The giant asteroid named 1998 QE2 was captured on video during its flyby of Earth last week. The recently released video has revealed some key details about the massive space rock, along with its much smaller moon.
The asteroid sailed past our planet on May 31 at a distance of 3.6 million miles. The approach was the rock’s closest for the next two hundred years or more.
The new video released is comprised of 55 images NASA’s 230-foot-wide Deep Space Network antenna at Goldstone, California, took while the asteroid was roughly 3.75 million miles away. The resolution on the video is about 125 feet of asteroid per pixel.
Analysis of the Goldstone images have helped scientists narrow down their estimate of 1998 QE2’s size. The space rock’s width is about 1.9 miles, while its moon is about 2,000 feet wide.
Researchers added that the asteroid’s moon orbits once every 32 hours and shows just one face to the larger body (much like Earth’s moon always shows us its near side). While the moon rotates once every 32 hours, Asteroid 1998 QE2 completes a rotation on its axis once every five hours.
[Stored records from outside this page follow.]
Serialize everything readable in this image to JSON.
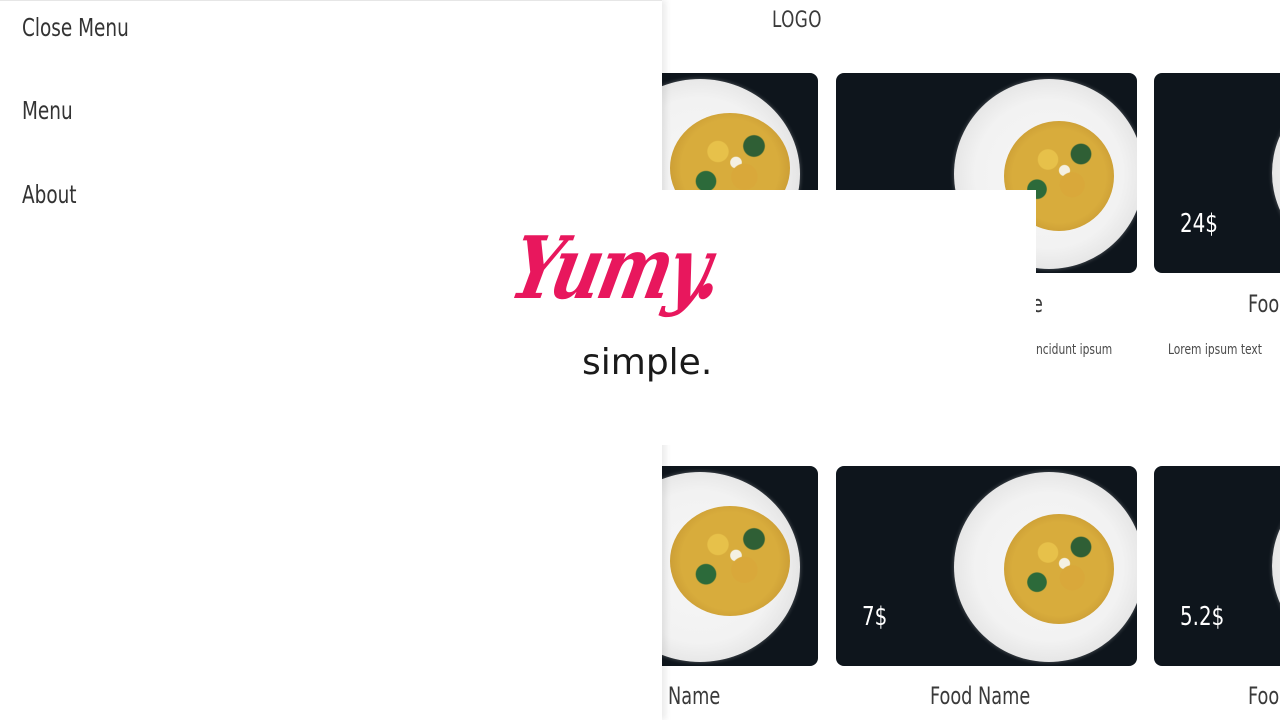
{
  "header": {
    "logo": "LOGO"
  },
  "menu": {
    "close_label": "Close Menu",
    "items": [
      {
        "label": "Menu"
      },
      {
        "label": "About"
      }
    ]
  },
  "splash": {
    "brand": "Yumy.",
    "tagline": "simple."
  },
  "cards": {
    "row1": [
      {
        "price": "",
        "name": "e",
        "desc": "ncidunt ipsum"
      },
      {
        "price": "24$",
        "name": "Foo",
        "desc": "Lorem ipsum text"
      }
    ],
    "row2": [
      {
        "name": "Name"
      },
      {
        "price": "7$",
        "name": "Food Name"
      },
      {
        "price": "5.2$",
        "name": "Foo"
      }
    ]
  }
}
The space rock is one of the largest and slowest-spinning binary asteroids that radar instruments have ever observed. While it may sound strange that the massive asteroid has a moon, the multi-asteroid system isn’t uncommon. One of every six asteroids more than 655 feet wide that pass near Earth are either binary or triple systems.
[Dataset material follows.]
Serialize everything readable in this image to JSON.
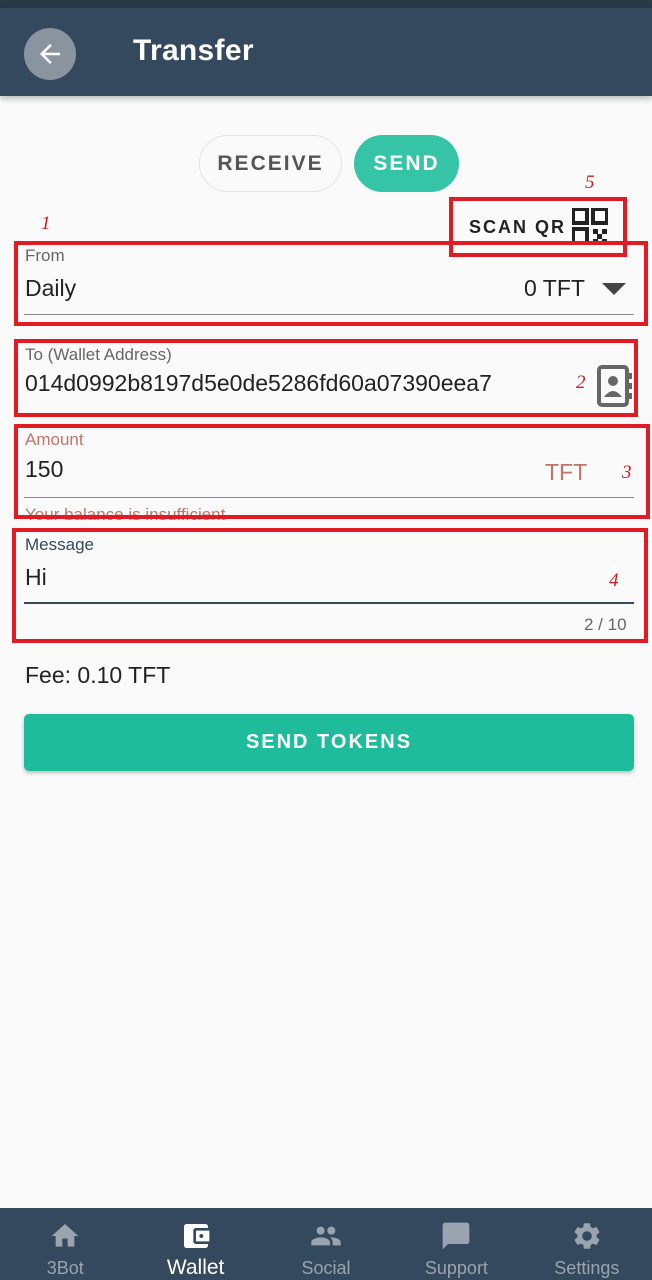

The massive 1998 QE2 asteroid was first discovered in 1998 by astronomers at MIT’s Lincoln Near Earth Asteroid Research program in New Mexico. It is one of about 10,000 closely monitored asteroids that have been spotted so far. Astronomers estimate that unknown asteroids passing by Earth could number in the millions.
Despite the asteroid’s close flyby last week, there was no danger of QE2 actually impacting our planet. NASA officials will continue studying 1998 QE2 using the Goldstone facility, as well as the 1,000-foot Arecibo Observatory in Puerto Rico, until Sunday.
[Image via NASA/JPL-Caltech/GSSR]